▶ _WORK INSTRUCTIONS_: Records follow. Pull out every line that contains "autumn".

▶ _RECORDED DATA_:
* * * * * * *

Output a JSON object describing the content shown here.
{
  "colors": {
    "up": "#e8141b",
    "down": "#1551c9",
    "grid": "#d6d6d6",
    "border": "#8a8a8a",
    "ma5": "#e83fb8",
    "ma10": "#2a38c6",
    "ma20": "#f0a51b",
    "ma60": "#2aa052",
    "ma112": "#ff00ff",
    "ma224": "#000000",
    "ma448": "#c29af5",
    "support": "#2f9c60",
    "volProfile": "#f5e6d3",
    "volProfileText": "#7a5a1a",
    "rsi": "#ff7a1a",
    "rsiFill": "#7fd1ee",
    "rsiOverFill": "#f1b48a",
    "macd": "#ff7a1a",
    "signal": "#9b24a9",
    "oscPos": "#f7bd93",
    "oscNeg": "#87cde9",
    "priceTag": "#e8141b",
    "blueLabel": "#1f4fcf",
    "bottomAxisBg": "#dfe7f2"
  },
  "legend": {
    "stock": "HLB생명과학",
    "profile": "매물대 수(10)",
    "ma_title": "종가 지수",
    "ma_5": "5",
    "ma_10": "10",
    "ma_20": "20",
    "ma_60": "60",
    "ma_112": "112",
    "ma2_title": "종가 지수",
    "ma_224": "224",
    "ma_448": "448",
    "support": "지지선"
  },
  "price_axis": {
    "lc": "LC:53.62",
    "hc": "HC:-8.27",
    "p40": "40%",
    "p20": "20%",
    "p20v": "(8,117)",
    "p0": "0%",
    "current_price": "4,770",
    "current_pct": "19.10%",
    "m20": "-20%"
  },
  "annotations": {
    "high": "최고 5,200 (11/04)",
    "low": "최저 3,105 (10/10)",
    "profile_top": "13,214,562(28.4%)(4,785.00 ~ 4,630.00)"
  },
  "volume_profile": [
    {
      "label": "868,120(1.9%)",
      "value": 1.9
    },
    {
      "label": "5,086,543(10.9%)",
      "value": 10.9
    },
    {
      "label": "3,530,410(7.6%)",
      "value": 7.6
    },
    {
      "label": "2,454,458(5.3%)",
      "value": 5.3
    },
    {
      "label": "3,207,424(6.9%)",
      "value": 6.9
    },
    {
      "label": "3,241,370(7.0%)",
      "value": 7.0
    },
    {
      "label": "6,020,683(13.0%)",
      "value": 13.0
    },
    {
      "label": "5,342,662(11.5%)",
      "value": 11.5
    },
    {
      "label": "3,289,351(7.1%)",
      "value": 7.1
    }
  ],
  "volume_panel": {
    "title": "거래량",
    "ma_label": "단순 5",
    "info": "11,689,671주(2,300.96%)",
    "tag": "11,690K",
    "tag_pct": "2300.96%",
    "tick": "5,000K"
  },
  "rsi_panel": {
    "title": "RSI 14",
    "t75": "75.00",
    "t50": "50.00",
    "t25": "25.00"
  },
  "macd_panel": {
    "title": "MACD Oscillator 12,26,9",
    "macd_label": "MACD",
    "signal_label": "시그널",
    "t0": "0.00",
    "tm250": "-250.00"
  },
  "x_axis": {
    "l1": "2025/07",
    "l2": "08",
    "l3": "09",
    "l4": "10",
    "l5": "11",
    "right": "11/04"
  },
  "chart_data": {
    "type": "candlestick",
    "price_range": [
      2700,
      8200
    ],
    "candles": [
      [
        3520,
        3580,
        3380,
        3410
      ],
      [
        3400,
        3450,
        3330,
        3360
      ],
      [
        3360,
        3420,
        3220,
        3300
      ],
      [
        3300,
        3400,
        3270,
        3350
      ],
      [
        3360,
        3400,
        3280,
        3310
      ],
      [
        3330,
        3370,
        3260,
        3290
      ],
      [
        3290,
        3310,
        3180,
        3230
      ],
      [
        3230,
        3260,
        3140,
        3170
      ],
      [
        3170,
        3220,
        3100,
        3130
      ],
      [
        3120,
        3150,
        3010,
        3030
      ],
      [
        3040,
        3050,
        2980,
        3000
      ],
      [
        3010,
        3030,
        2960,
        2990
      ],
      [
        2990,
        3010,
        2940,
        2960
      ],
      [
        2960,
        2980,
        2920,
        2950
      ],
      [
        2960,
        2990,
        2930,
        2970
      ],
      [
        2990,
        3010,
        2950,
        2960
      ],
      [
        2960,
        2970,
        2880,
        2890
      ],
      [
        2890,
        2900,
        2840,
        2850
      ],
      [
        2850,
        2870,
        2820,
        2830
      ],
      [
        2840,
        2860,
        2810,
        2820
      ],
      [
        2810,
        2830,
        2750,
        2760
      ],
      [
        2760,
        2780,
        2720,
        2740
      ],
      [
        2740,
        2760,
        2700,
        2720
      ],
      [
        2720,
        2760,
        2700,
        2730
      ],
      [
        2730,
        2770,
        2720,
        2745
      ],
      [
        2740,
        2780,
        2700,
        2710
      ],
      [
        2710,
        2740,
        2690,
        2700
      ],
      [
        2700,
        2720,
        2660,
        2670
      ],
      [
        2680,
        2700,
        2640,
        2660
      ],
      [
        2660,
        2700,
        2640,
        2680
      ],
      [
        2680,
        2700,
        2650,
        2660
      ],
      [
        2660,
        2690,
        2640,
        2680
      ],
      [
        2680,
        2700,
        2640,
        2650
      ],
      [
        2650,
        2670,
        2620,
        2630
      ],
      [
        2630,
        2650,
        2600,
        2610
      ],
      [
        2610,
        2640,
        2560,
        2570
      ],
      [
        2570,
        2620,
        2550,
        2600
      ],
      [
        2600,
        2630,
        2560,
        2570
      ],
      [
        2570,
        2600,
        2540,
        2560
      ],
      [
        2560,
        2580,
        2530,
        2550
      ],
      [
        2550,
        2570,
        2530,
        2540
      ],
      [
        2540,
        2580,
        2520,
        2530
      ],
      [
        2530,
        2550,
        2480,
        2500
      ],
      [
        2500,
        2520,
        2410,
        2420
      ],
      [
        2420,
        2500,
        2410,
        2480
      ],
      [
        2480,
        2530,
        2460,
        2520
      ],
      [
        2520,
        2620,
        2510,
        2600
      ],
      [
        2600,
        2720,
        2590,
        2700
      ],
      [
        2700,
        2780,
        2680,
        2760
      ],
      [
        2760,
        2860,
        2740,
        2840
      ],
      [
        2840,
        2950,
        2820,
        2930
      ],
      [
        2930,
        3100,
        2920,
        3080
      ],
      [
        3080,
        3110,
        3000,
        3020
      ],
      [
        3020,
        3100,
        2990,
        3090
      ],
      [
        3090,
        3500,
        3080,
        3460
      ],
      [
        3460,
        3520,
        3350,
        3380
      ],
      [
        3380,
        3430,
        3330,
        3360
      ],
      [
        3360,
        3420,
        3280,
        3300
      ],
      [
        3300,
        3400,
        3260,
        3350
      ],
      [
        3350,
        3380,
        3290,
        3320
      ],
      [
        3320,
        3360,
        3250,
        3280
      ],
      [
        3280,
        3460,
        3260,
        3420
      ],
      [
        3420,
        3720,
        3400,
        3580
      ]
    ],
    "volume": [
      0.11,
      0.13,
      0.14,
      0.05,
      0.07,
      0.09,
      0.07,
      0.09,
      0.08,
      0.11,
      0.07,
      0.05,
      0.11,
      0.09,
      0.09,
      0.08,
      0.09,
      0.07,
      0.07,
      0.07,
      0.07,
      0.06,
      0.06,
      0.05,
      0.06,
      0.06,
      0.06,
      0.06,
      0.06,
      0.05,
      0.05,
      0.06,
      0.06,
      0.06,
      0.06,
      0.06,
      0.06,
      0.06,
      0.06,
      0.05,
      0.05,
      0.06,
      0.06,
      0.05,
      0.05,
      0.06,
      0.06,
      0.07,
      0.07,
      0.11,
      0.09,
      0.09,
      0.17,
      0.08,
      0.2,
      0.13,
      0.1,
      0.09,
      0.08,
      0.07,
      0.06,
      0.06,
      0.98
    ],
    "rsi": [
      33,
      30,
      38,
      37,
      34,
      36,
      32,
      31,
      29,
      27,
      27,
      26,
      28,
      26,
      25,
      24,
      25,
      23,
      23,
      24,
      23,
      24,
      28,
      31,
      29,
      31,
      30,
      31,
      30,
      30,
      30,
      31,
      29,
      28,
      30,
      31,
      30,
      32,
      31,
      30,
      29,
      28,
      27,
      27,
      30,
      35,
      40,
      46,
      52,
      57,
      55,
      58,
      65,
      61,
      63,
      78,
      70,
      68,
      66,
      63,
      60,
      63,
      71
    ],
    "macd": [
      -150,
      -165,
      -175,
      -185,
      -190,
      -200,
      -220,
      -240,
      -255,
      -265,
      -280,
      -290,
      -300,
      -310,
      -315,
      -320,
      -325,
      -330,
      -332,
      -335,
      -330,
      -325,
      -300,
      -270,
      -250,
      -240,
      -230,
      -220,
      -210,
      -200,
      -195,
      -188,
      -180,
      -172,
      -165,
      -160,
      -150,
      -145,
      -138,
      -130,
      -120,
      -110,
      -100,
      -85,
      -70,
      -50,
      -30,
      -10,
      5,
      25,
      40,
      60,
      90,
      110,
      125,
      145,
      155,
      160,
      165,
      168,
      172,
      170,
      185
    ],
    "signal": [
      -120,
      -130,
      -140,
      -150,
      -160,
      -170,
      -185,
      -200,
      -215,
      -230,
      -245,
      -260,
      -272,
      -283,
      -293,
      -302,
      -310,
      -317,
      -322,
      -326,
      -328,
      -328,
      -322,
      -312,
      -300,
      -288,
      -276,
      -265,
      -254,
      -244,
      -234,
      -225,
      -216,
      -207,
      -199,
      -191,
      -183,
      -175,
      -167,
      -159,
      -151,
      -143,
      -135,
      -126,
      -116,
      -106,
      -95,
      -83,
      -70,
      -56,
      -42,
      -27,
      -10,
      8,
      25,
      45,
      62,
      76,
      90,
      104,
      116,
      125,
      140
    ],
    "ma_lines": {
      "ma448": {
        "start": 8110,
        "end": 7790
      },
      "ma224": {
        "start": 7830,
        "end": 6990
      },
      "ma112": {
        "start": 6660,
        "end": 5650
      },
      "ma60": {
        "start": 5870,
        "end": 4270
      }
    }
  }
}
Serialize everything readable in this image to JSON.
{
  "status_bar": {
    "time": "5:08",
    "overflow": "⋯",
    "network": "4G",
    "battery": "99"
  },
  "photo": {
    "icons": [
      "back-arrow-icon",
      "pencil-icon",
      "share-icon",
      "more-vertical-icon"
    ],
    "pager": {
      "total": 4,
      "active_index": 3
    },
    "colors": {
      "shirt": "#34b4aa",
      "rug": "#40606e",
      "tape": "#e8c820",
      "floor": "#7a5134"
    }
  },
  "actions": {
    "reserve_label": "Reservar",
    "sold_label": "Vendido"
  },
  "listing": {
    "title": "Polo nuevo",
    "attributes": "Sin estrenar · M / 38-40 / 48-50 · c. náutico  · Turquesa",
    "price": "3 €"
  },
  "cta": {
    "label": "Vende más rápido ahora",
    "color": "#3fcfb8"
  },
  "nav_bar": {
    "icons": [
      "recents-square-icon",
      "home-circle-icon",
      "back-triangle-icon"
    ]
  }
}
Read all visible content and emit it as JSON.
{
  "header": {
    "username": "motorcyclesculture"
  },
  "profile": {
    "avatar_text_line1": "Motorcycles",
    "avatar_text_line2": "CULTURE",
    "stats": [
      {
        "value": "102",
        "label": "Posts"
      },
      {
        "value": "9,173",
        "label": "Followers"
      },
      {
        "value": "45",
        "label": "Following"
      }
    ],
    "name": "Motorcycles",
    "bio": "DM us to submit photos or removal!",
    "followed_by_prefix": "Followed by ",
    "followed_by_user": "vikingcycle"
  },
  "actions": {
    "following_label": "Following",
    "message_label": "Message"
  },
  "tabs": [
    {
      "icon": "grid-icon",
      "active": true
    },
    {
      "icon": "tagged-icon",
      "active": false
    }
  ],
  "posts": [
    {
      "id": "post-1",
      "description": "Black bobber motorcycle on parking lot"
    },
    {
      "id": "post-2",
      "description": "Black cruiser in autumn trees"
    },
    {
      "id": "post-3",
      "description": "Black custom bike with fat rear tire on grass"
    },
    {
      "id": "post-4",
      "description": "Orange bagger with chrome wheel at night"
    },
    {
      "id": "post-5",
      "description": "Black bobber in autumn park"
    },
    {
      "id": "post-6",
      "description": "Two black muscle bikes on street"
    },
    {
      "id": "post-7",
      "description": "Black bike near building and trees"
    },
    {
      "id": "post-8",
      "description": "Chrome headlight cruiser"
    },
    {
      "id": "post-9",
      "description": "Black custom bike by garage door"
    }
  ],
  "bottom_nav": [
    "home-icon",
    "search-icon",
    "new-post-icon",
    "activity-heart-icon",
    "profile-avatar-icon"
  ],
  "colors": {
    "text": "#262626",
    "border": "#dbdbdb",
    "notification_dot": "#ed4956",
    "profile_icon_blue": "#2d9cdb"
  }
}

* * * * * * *

▶ _FINAL ANSWER_:
      "description": "Black cruiser in autumn trees"
      "description": "Black bobber in autumn park"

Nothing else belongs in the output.